Although distinctive patterns of language impairment have been identified in Alzheimer's Disease (AD) patients, few studies have been conducted to identify the errors that consistently differentiate minimal and mild AD patients from healthy elderly individuals. Twenty-two AD patients (11 minimal and 11 mild) and 22 age- and education-matched healthy controls, were assessed on a simple and complex picture description task. The task assessed several aspects of spontaneous speech, including melodic line, articulation, grammatical form, phrase length, paraphasias, word-finding difficulties, error monitoring, information conveyed, and information content. Although both pictures could differentiate between the AD patients and the healthy controls, results suggested that the complex task was most sensitive. Performance on the latter task indicated that minimal AD patients and healthy controls could be differentiated on several measures of semantic processing. Errors point to a breakdown in lexical semantic processing, which occurs earlier in the disease process than previously reported.
|Number of pages||6|
|Journal||Brain and Cognition|
|Publication status||Published - 2002|
ASJC Scopus subject areas

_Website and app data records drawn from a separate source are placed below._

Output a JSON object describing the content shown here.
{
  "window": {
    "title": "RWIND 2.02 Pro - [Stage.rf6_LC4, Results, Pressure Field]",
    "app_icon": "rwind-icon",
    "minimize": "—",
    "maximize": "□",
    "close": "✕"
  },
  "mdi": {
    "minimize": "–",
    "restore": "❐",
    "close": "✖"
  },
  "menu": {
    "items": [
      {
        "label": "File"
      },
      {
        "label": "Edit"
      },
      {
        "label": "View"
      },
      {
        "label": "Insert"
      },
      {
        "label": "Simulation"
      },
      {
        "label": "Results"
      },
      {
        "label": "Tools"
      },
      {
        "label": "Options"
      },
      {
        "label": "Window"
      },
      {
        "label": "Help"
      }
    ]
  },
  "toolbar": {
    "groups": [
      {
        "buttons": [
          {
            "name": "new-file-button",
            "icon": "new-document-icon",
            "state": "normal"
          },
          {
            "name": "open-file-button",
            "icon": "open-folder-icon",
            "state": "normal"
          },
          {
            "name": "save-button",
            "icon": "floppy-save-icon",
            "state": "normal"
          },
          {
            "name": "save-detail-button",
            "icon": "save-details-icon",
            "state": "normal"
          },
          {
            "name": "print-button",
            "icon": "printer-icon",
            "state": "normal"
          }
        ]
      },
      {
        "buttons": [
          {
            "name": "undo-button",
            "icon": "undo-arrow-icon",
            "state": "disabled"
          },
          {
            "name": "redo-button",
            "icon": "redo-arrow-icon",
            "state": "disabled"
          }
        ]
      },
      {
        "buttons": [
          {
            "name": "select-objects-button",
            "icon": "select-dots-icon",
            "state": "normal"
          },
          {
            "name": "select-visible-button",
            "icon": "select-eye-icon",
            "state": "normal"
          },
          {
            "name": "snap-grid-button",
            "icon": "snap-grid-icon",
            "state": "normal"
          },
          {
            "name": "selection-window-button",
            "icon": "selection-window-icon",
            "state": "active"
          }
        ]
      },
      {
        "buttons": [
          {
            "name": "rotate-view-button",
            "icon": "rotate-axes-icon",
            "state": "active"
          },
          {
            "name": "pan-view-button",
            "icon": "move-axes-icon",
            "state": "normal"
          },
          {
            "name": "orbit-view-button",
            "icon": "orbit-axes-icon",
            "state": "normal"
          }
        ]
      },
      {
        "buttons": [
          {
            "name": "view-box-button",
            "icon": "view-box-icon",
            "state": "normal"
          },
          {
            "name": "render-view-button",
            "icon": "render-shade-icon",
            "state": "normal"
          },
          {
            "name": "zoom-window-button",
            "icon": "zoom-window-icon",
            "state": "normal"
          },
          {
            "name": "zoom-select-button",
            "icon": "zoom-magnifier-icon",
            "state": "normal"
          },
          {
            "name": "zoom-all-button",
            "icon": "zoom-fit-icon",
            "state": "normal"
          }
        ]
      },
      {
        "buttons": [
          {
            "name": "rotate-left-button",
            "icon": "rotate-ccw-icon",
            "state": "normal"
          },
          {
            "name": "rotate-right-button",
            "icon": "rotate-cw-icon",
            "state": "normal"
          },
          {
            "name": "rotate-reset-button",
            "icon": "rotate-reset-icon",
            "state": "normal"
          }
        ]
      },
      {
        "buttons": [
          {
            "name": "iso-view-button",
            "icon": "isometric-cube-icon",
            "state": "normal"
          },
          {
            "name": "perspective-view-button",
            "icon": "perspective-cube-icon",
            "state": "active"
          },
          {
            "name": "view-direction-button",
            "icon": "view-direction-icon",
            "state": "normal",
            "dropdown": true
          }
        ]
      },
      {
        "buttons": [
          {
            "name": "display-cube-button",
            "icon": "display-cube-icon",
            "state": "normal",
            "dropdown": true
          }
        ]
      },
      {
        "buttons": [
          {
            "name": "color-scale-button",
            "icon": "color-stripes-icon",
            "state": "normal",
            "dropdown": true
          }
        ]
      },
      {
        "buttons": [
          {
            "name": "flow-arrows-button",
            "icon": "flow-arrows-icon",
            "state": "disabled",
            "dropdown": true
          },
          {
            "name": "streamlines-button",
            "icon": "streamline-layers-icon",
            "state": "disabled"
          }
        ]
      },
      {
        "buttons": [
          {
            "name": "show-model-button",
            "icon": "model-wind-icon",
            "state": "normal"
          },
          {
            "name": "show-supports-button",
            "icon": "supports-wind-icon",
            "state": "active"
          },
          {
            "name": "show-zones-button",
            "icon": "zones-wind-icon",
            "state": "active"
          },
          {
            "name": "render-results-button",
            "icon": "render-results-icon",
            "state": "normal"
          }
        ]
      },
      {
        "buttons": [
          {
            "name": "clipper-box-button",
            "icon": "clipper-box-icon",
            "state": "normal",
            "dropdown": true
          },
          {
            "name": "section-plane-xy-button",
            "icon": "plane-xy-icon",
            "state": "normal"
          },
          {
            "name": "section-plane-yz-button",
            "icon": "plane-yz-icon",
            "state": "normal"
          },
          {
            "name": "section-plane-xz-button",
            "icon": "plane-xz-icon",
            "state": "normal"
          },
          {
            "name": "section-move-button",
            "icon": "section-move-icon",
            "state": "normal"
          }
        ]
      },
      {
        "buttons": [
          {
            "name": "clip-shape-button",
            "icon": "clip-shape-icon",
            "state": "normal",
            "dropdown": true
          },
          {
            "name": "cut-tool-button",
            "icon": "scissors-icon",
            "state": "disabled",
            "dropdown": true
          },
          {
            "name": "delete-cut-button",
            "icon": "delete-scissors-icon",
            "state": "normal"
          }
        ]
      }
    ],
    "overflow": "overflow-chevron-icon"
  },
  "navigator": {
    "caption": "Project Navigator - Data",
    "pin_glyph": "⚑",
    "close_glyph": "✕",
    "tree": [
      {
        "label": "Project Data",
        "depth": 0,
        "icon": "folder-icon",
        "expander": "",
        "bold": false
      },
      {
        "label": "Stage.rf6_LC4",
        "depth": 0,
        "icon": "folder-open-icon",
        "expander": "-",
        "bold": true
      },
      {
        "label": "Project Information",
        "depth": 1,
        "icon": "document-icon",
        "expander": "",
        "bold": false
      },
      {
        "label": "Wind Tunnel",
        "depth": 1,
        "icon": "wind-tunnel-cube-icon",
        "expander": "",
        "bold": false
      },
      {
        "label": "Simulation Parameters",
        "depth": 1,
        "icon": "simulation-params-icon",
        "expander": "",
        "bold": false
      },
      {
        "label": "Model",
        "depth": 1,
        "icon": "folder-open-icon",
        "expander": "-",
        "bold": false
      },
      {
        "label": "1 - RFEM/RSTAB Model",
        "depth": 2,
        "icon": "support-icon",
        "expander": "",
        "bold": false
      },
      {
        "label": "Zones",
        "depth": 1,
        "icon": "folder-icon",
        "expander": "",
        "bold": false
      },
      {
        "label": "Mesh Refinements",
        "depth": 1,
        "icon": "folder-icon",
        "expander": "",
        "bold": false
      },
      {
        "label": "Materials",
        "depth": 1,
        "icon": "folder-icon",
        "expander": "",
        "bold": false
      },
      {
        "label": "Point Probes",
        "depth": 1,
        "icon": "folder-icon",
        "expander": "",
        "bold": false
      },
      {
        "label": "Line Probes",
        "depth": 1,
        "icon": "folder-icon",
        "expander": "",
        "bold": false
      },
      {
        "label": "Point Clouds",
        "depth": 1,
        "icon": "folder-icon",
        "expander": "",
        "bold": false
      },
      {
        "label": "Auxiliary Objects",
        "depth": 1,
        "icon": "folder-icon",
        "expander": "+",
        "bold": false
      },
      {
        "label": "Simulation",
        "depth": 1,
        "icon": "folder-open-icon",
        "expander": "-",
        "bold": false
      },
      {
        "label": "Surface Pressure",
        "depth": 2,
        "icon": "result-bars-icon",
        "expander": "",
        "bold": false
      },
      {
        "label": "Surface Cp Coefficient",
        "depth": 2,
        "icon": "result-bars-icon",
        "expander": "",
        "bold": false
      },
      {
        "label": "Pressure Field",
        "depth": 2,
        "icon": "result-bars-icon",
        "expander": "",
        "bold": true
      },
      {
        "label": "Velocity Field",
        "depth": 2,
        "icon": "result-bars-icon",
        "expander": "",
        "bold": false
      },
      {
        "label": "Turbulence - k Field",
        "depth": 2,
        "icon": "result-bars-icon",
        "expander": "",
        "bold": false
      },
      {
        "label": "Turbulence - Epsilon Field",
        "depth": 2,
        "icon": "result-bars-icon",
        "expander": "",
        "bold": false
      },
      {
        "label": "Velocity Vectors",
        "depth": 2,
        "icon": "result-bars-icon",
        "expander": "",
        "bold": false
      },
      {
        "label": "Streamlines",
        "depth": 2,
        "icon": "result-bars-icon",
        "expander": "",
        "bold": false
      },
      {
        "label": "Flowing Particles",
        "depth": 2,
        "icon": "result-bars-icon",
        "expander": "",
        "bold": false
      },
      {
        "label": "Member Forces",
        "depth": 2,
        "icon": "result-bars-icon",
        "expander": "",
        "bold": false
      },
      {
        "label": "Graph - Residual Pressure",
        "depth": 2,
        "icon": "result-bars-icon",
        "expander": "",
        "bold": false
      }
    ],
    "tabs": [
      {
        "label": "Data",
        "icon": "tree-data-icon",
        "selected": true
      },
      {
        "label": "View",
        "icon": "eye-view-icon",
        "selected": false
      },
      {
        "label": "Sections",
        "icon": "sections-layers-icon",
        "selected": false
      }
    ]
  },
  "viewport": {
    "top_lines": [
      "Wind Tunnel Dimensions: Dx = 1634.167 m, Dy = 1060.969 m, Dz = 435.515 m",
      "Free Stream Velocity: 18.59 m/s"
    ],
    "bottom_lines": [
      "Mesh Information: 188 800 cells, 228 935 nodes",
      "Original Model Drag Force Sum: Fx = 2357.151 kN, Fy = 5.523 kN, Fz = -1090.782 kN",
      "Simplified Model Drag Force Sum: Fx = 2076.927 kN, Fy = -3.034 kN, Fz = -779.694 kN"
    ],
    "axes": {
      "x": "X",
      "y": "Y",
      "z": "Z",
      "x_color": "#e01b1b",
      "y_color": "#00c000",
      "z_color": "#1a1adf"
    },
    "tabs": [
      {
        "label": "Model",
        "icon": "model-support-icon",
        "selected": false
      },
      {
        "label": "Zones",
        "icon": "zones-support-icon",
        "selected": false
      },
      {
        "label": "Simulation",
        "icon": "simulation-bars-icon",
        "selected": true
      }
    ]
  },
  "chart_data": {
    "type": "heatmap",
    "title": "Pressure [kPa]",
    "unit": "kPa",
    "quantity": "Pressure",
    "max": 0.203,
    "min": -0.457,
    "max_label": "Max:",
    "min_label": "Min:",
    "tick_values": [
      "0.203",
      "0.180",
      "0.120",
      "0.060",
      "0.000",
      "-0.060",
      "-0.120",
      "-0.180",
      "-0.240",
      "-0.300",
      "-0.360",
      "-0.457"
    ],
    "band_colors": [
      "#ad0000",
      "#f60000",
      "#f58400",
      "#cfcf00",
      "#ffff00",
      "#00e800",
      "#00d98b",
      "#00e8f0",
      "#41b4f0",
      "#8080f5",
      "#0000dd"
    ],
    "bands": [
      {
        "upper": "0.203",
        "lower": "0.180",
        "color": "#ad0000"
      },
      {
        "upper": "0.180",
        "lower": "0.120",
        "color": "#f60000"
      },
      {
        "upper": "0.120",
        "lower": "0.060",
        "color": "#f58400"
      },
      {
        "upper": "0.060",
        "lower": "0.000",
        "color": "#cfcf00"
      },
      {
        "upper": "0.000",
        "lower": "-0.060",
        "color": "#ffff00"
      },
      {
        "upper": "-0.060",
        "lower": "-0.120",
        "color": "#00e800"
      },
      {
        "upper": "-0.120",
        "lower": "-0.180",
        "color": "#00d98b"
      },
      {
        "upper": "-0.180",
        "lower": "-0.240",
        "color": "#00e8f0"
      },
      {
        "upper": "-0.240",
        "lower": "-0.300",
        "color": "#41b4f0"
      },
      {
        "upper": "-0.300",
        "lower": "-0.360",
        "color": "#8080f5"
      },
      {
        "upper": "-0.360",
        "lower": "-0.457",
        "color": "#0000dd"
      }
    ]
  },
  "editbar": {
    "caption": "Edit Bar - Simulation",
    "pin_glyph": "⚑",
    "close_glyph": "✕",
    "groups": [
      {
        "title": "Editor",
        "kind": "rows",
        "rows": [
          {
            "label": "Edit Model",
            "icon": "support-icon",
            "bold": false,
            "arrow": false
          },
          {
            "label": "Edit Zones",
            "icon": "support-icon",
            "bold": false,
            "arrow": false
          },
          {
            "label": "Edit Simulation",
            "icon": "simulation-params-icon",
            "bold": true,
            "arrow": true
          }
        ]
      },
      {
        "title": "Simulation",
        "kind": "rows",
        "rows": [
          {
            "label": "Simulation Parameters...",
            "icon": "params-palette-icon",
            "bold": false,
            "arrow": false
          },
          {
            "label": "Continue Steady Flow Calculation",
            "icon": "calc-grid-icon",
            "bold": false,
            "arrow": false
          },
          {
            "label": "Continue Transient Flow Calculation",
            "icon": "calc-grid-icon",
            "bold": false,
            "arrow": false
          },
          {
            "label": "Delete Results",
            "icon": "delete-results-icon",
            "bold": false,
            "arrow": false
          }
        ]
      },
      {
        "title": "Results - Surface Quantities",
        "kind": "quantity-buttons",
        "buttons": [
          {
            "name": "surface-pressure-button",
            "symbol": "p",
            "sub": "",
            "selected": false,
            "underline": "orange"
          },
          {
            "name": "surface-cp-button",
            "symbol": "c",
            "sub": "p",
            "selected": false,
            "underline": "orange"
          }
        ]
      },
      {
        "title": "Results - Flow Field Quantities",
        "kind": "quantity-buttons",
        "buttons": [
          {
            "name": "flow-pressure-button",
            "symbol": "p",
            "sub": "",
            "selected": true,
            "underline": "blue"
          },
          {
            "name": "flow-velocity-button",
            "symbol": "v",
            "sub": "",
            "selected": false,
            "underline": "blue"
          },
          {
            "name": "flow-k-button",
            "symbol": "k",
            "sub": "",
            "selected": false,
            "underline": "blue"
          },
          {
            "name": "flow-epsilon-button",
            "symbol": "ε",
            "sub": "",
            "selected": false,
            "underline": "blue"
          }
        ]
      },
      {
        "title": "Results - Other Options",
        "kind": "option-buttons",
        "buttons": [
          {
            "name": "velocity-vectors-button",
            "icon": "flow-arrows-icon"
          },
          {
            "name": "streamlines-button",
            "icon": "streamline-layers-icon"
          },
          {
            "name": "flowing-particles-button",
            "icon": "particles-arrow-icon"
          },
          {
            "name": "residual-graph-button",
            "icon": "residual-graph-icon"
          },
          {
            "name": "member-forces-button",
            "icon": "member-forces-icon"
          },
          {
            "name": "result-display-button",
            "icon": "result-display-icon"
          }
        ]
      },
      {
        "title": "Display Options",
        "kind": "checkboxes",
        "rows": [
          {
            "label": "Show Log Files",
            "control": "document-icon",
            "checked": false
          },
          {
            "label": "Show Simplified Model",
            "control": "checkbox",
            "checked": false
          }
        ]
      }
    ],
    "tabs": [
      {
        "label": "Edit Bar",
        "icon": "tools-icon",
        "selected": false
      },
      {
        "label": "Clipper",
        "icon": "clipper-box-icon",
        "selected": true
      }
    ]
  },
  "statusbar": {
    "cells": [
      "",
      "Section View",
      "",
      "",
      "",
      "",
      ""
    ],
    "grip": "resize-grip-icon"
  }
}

- Cognitive Neuroscience
- Experimental and Cognitive Psychology
- Neuropsychology and Physiological Psychology